I am looking forward to the outcome of this week’s International Media Roundtable Discussions in Nairobi, Kenya. When more than 200 ministers of environment, scientists, policy-makers, business leaders and civil society groups get together for six days (17-22 February), it is to be expected that they will come up with a new way to deal with the impact the environment problems have to all life on earth. I expect that they will give me new scientific information and ideas on how the world could work more effectively together to solve problems which have a profound impact to our life now and in the future. The focus of the roundtable discussion are on priority and emerging global environment issues based on an up-to-date information from scientific research on climate change for example.
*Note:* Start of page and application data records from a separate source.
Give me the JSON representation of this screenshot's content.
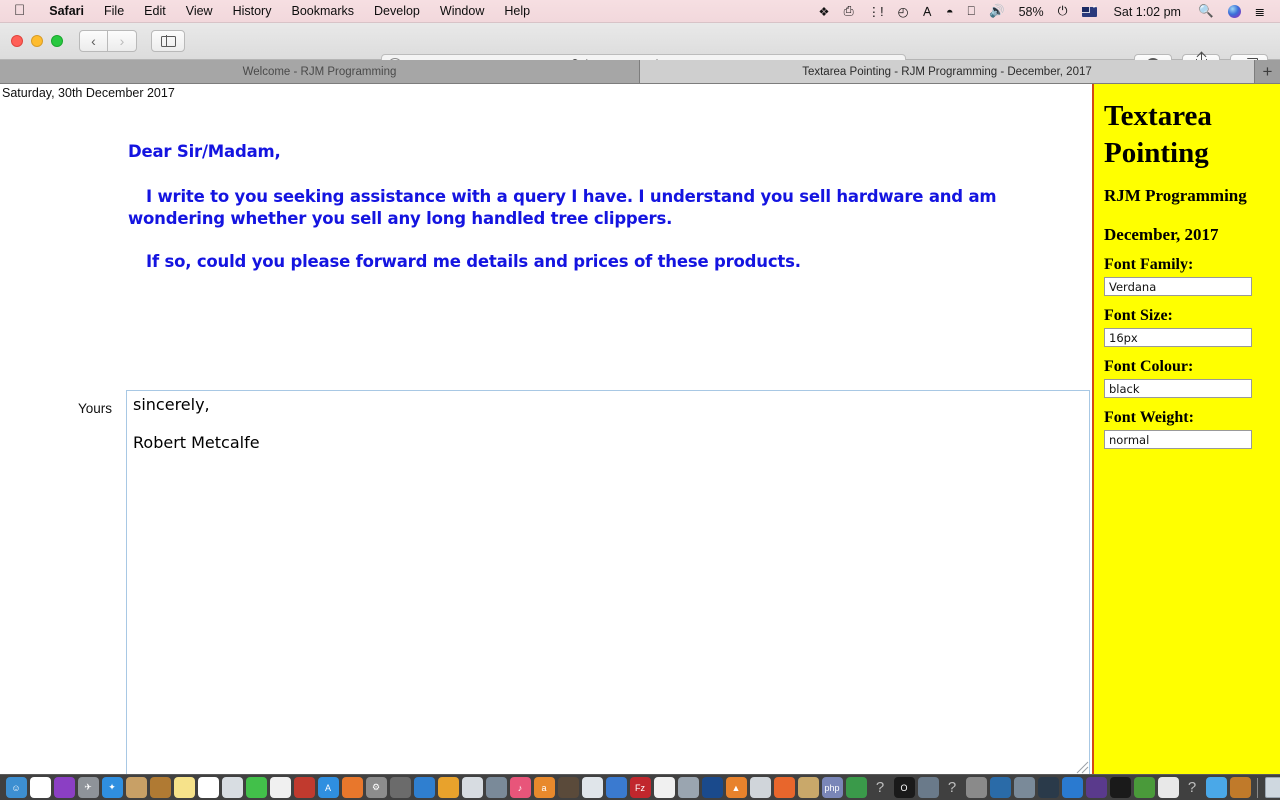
{
  "menubar": {
    "apple_icon": "apple-logo-icon",
    "items": [
      {
        "label": "Safari",
        "bold": true
      },
      {
        "label": "File",
        "bold": false
      },
      {
        "label": "Edit",
        "bold": false
      },
      {
        "label": "View",
        "bold": false
      },
      {
        "label": "History",
        "bold": false
      },
      {
        "label": "Bookmarks",
        "bold": false
      },
      {
        "label": "Develop",
        "bold": false
      },
      {
        "label": "Window",
        "bold": false
      },
      {
        "label": "Help",
        "bold": false
      }
    ],
    "status": {
      "battery_percent": "58%",
      "clock": "Sat 1:02 pm",
      "icons": [
        "dropbox-icon",
        "airplay-audio-icon",
        "wifi-signal-dots-icon",
        "time-machine-icon",
        "bluetooth-icon",
        "wifi-icon",
        "screen-mirroring-icon",
        "volume-icon",
        "battery-charging-icon",
        "australia-flag-icon",
        "spotlight-search-icon",
        "siri-icon",
        "notification-center-icon"
      ]
    }
  },
  "toolbar": {
    "back_label": "‹",
    "forward_label": "›",
    "url": "rjmprogramming.com.au",
    "reload_label": "↻",
    "plus_label": "+",
    "buttons": [
      "downloads-button",
      "share-button",
      "tab-overview-button"
    ]
  },
  "tabs": {
    "inactive_label": "Welcome - RJM Programming",
    "active_label": "Textarea Pointing - RJM Programming - December, 2017",
    "new_tab_label": "+"
  },
  "page": {
    "datestamp": "Saturday, 30th December 2017",
    "greeting": "Dear Sir/Madam,",
    "paragraph1": "I write to you seeking assistance with a query I have.  I understand you sell hardware and am wondering whether you sell any long handled tree clippers.",
    "paragraph2": "If so, could you please forward me details and prices of these products.",
    "letter_colour": "#1414e0",
    "yours_label": "Yours",
    "textarea_value": "sincerely,\n\nRobert Metcalfe"
  },
  "sidebar": {
    "title_line1": "Textarea",
    "title_line2": "Pointing",
    "subtitle": "RJM Programming",
    "date": "December, 2017",
    "background_colour": "#ffff00",
    "fields": [
      {
        "label": "Font Family:",
        "value": "Verdana",
        "name": "font-family-input"
      },
      {
        "label": "Font Size:",
        "value": "16px",
        "name": "font-size-input"
      },
      {
        "label": "Font Colour:",
        "value": "black",
        "name": "font-colour-input"
      },
      {
        "label": "Font Weight:",
        "value": "normal",
        "name": "font-weight-input"
      }
    ]
  },
  "dock": {
    "icons": [
      {
        "name": "finder-icon",
        "colour": "#3d8fd1",
        "glyph": "☺",
        "running": true
      },
      {
        "name": "document-icon",
        "colour": "#ffffff",
        "glyph": "",
        "running": true
      },
      {
        "name": "siri-icon",
        "colour": "#8b3fc4",
        "glyph": "",
        "running": false
      },
      {
        "name": "launchpad-icon",
        "colour": "#8e9399",
        "glyph": "✈",
        "running": false
      },
      {
        "name": "safari-icon",
        "colour": "#2f8fe0",
        "glyph": "✦",
        "running": true
      },
      {
        "name": "contacts-icon",
        "colour": "#c8a066",
        "glyph": "",
        "running": false
      },
      {
        "name": "notes-book-icon",
        "colour": "#b07a33",
        "glyph": "",
        "running": false
      },
      {
        "name": "notes-icon",
        "colour": "#f6e28a",
        "glyph": "",
        "running": false
      },
      {
        "name": "calendar-icon",
        "colour": "#ffffff",
        "glyph": "30",
        "running": false
      },
      {
        "name": "preview-icon",
        "colour": "#d8dde2",
        "glyph": "",
        "running": false
      },
      {
        "name": "messages-icon",
        "colour": "#42c04a",
        "glyph": "",
        "running": false
      },
      {
        "name": "photos-icon",
        "colour": "#f0f0f0",
        "glyph": "",
        "running": false
      },
      {
        "name": "qr-app-icon",
        "colour": "#c13a2e",
        "glyph": "",
        "running": false
      },
      {
        "name": "app-store-icon",
        "colour": "#2f8fe0",
        "glyph": "A",
        "running": false
      },
      {
        "name": "ibooks-icon",
        "colour": "#e8772c",
        "glyph": "",
        "running": false
      },
      {
        "name": "system-preferences-icon",
        "colour": "#8c8c8c",
        "glyph": "⚙",
        "running": true
      },
      {
        "name": "airport-utility-icon",
        "colour": "#6b6b6b",
        "glyph": "",
        "running": false
      },
      {
        "name": "bin-blue-icon",
        "colour": "#2f7fd0",
        "glyph": "",
        "running": false
      },
      {
        "name": "wolfram-icon",
        "colour": "#e8a22c",
        "glyph": "",
        "running": true
      },
      {
        "name": "pen-app-icon",
        "colour": "#d7dce1",
        "glyph": "",
        "running": true
      },
      {
        "name": "image-capture-icon",
        "colour": "#7a8a99",
        "glyph": "",
        "running": true
      },
      {
        "name": "itunes-icon",
        "colour": "#e8557a",
        "glyph": "♪",
        "running": false
      },
      {
        "name": "amazon-icon",
        "colour": "#e8892c",
        "glyph": "a",
        "running": false
      },
      {
        "name": "gimp-icon",
        "colour": "#5a4a3a",
        "glyph": "",
        "running": false
      },
      {
        "name": "maps-icon",
        "colour": "#e0e5ea",
        "glyph": "",
        "running": false
      },
      {
        "name": "remote-desktop-icon",
        "colour": "#3a7ad0",
        "glyph": "",
        "running": false
      },
      {
        "name": "filezilla-icon",
        "colour": "#c1272d",
        "glyph": "Fz",
        "running": false
      },
      {
        "name": "chrome-icon",
        "colour": "#f0f0f0",
        "glyph": "",
        "running": false
      },
      {
        "name": "ie-icon",
        "colour": "#9aa5b0",
        "glyph": "",
        "running": false
      },
      {
        "name": "opera-blue-icon",
        "colour": "#1a4a8c",
        "glyph": "",
        "running": false
      },
      {
        "name": "vlc-icon",
        "colour": "#e8822c",
        "glyph": "▲",
        "running": false
      },
      {
        "name": "cube-icon",
        "colour": "#d0d5da",
        "glyph": "",
        "running": false
      },
      {
        "name": "firefox-icon",
        "colour": "#e8662c",
        "glyph": "",
        "running": true
      },
      {
        "name": "text-app-icon",
        "colour": "#c9a86a",
        "glyph": "",
        "running": false
      },
      {
        "name": "php-icon",
        "colour": "#7a86b8",
        "glyph": "php",
        "running": true
      },
      {
        "name": "android-studio-icon",
        "colour": "#3a9a4a",
        "glyph": "",
        "running": false
      },
      {
        "name": "unknown-app-1-icon",
        "colour": "transparent",
        "glyph": "?",
        "running": false
      },
      {
        "name": "opera-icon",
        "colour": "#1a1a1a",
        "glyph": "O",
        "running": true
      },
      {
        "name": "virtualbox-icon",
        "colour": "#6a7a8a",
        "glyph": "",
        "running": false
      },
      {
        "name": "unknown-app-2-icon",
        "colour": "transparent",
        "glyph": "?",
        "running": false
      },
      {
        "name": "keys-icon",
        "colour": "#8a8a8a",
        "glyph": "",
        "running": false
      },
      {
        "name": "vscode-icon",
        "colour": "#2a6ba8",
        "glyph": "",
        "running": false
      },
      {
        "name": "screenshot-app-icon",
        "colour": "#7a8a99",
        "glyph": "",
        "running": false
      },
      {
        "name": "globe-grid-icon",
        "colour": "#2a3a4a",
        "glyph": "",
        "running": false
      },
      {
        "name": "swift-icon",
        "colour": "#2a7ad0",
        "glyph": "",
        "running": false
      },
      {
        "name": "github-icon",
        "colour": "#5a3a8c",
        "glyph": "",
        "running": false
      },
      {
        "name": "terminal-icon",
        "colour": "#1a1a1a",
        "glyph": "",
        "running": true
      },
      {
        "name": "nodejs-dots-icon",
        "colour": "#4a9a3a",
        "glyph": "",
        "running": true
      },
      {
        "name": "inkdrop-icon",
        "colour": "#e8e8e8",
        "glyph": "",
        "running": false
      },
      {
        "name": "unknown-app-3-icon",
        "colour": "transparent",
        "glyph": "?",
        "running": false
      },
      {
        "name": "folder-icon",
        "colour": "#4aa8e8",
        "glyph": "",
        "running": false
      },
      {
        "name": "violin-icon",
        "colour": "#c07a2a",
        "glyph": "",
        "running": false
      }
    ],
    "minimized": [
      {
        "name": "minimized-window-1",
        "colour": "#cfd8e0"
      },
      {
        "name": "minimized-window-2",
        "colour": "#cfd8e0"
      },
      {
        "name": "minimized-window-3",
        "colour": "#d6dde4"
      },
      {
        "name": "minimized-window-4",
        "colour": "#cfd8e0"
      },
      {
        "name": "minimized-window-5",
        "colour": "#e6eaee"
      },
      {
        "name": "minimized-window-6",
        "colour": "#cfd8e0"
      },
      {
        "name": "minimized-window-7",
        "colour": "#dfe4e9"
      }
    ],
    "trash_name": "trash-icon"
  }
}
And experts on international environment crime surely could suggest new policy information on poaching or illegal logging that are related to cross border smuggling of weapons, drugs and people. I wait to hear the result of the cooperation between Interpol and governments to find solutions for this major threat to international security and environmental sustainability. Civil society and people around the world are worried about the world-wide rise of Endocrine-related diseases and disorders such as birth defects, genital malformations, fertility problems, adverse pregnancy outcomes, learning disabilities and cancers. WHO and UNEP have given us evidence of the impact that endocrines have on human health, wild-life population and environment. It is to be expected that the result of the roundtable discussion will give us new ideas on how to manage dangerous endocrine disrupters which is found in many industrial and consumer products. The world is waiting to hear the result of UNEP’s initiatives on vehicle and fuel efficiency, the completion of the phasing-out of lead fuel, the information on the impact of black carbon and small particles on our health and environment, and the new global management of mercury. While we wait for the outcome of this important UNEP-organized roundtable that coincided with the First Universal Session of the UNEP Governing Council, I must say that I am happy to see that there is more cooperation from the media to support action around the world that promotes sustainable consumption and production, the safeguarding of our precious natural resources and the environment.